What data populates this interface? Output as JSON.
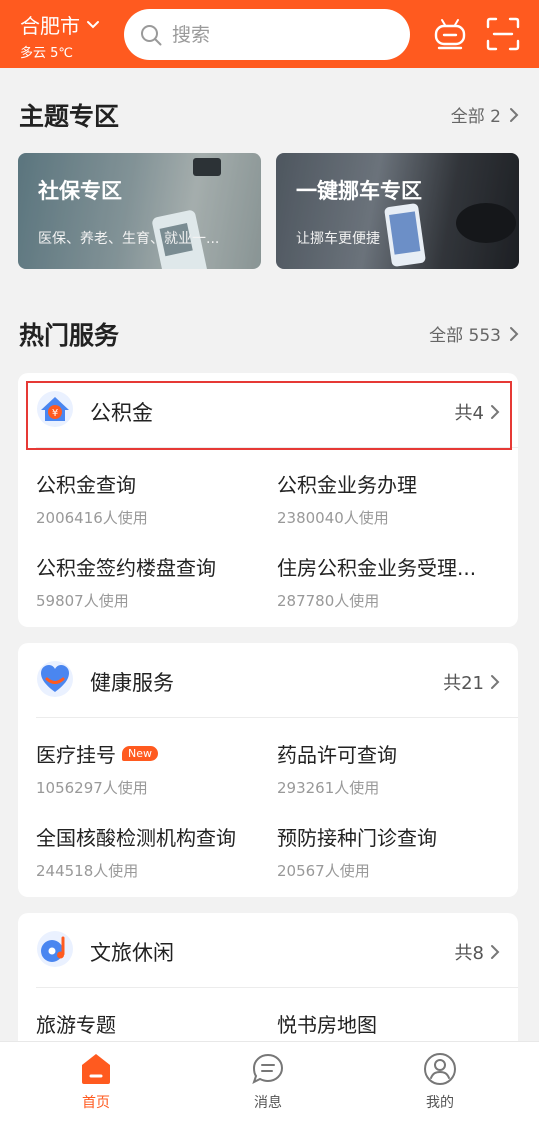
{
  "header": {
    "city": "合肥市",
    "weather": "多云 5℃",
    "search_placeholder": "搜索"
  },
  "themes": {
    "title": "主题专区",
    "more": "全部 2",
    "banners": [
      {
        "title": "社保专区",
        "subtitle": "医保、养老、生育、就业一..."
      },
      {
        "title": "一键挪车专区",
        "subtitle": "让挪车更便捷"
      }
    ]
  },
  "hot": {
    "title": "热门服务",
    "more": "全部 553"
  },
  "cards": [
    {
      "title": "公积金",
      "count": "共4",
      "items": [
        {
          "name": "公积金查询",
          "users": "2006416人使用"
        },
        {
          "name": "公积金业务办理",
          "users": "2380040人使用"
        },
        {
          "name": "公积金签约楼盘查询",
          "users": "59807人使用"
        },
        {
          "name": "住房公积金业务受理...",
          "users": "287780人使用"
        }
      ]
    },
    {
      "title": "健康服务",
      "count": "共21",
      "items": [
        {
          "name": "医疗挂号",
          "users": "1056297人使用",
          "badge": "New"
        },
        {
          "name": "药品许可查询",
          "users": "293261人使用"
        },
        {
          "name": "全国核酸检测机构查询",
          "users": "244518人使用"
        },
        {
          "name": "预防接种门诊查询",
          "users": "20567人使用"
        }
      ]
    },
    {
      "title": "文旅休闲",
      "count": "共8",
      "items": [
        {
          "name": "旅游专题",
          "users": ""
        },
        {
          "name": "悦书房地图",
          "users": ""
        }
      ]
    }
  ],
  "tabbar": {
    "items": [
      {
        "label": "首页",
        "icon": "home-icon"
      },
      {
        "label": "消息",
        "icon": "message-icon"
      },
      {
        "label": "我的",
        "icon": "profile-icon"
      }
    ],
    "active": 0
  },
  "colors": {
    "brand": "#ff5a1f",
    "highlight_box": "#e63935"
  }
}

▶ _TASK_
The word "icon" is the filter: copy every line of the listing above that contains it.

▶ _ANSWER FOR THIS EXERCISE_
        "icon": "home-icon"
        "icon": "message-icon"
        "icon": "profile-icon"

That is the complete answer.